Get access to the exclusive HR Resources you need to succeed in 2018.
Sign up for free email newsletters and get more SHRM content delivered to your inbox.
Is your employee handbook keeping up with the changing world of work? With SHRM's Employee Handbook Builder get peace of mind that your handbook is up-to-date.
Build competencies, establish credibility and advance your career—while earning PDCs—at SHRM Seminars in 14 cities across the U.S. this fall.
Gain the skills you need to rise to the next level in your career. Jon us at SHRM's Leadership Development Forum, October 2-3 in Boston.
Emerging giants led among survey group in 2014 total salary budget hikes
Members may download one copy of our sample forms and templates for your personal use within your organization. Please note that all such forms and policies should be reviewed by your legal counsel for compliance with applicable law, and should be modified to suit your organization’s culture, industry, and practices. Neither members nor non-members may reproduce such samples in any other way (e.g., to republish in a book or use for a commercial purpose) without SHRM’s permission. To request permission for specific items, click on the “reuse permissions” button on the page where you find the item.
India, China and Brazil averaged the highest 2014 total salary budget increases at 10.5 percent, 8.2 percent and 7.2 percent, respectively, among the 17 countries surveyed by total rewards association WorldatWork. The three countries are projecting similar salary increase budgets for 2015, according to preliminary findings from the WorldatWork 2014-2015 Salary Budget Survey, released July 8, 2014. The full survey results will be available in August.
Of the surveyed countries, only Australia and Italy reported a drop in budgets, each by a tenth of a percentage point. The reported 2014 average total salary budget increases by country are:
Alison Avalos, research manager for WorldatWork, said in a news release that the differences in planned pay increases between surveyed countries reflect the variance in economies and labor markets around the world. She explained that countries reporting the highest salary-increase budgets are not necessarily economic leaders and that developing countries experiencing a tight labor market, or those subject to mandatory pay increases, will generally report the highest salary hikes.
Avalos went on to say that, “since WorldatWork started gathering global data [in 2012], the rate of growth for all countries has been limited, indicating that there has been no major change in the degree of upward pressure on wages for any surveyed country.”
Roy Maurer is an online editor/manager for SHRM.
Follow him at @SHRMRoy
SHRM Online Global HR page
Keep up with the latest Global HR news
You have successfully saved this page as a bookmark.
Please confirm that you want to proceed with deleting bookmark.

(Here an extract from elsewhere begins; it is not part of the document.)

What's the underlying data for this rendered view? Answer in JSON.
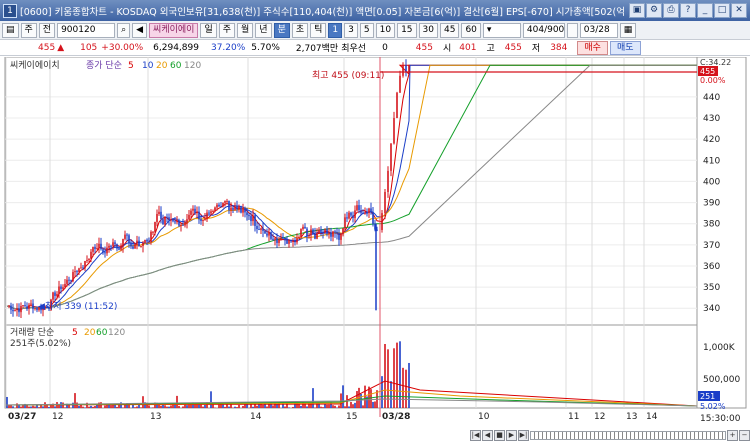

You have successfully removed bookmark.
Please log in as a SHRM member before saving bookmarks.
Please sign in as a SHRM member before saving bookmarks.
Please purchase a SHRM membership before saving bookmarks.
An error has occurred
Recommended for you
Become a SHRM Member
SHRM’s HR Vendor Directory contains over 10,000 companies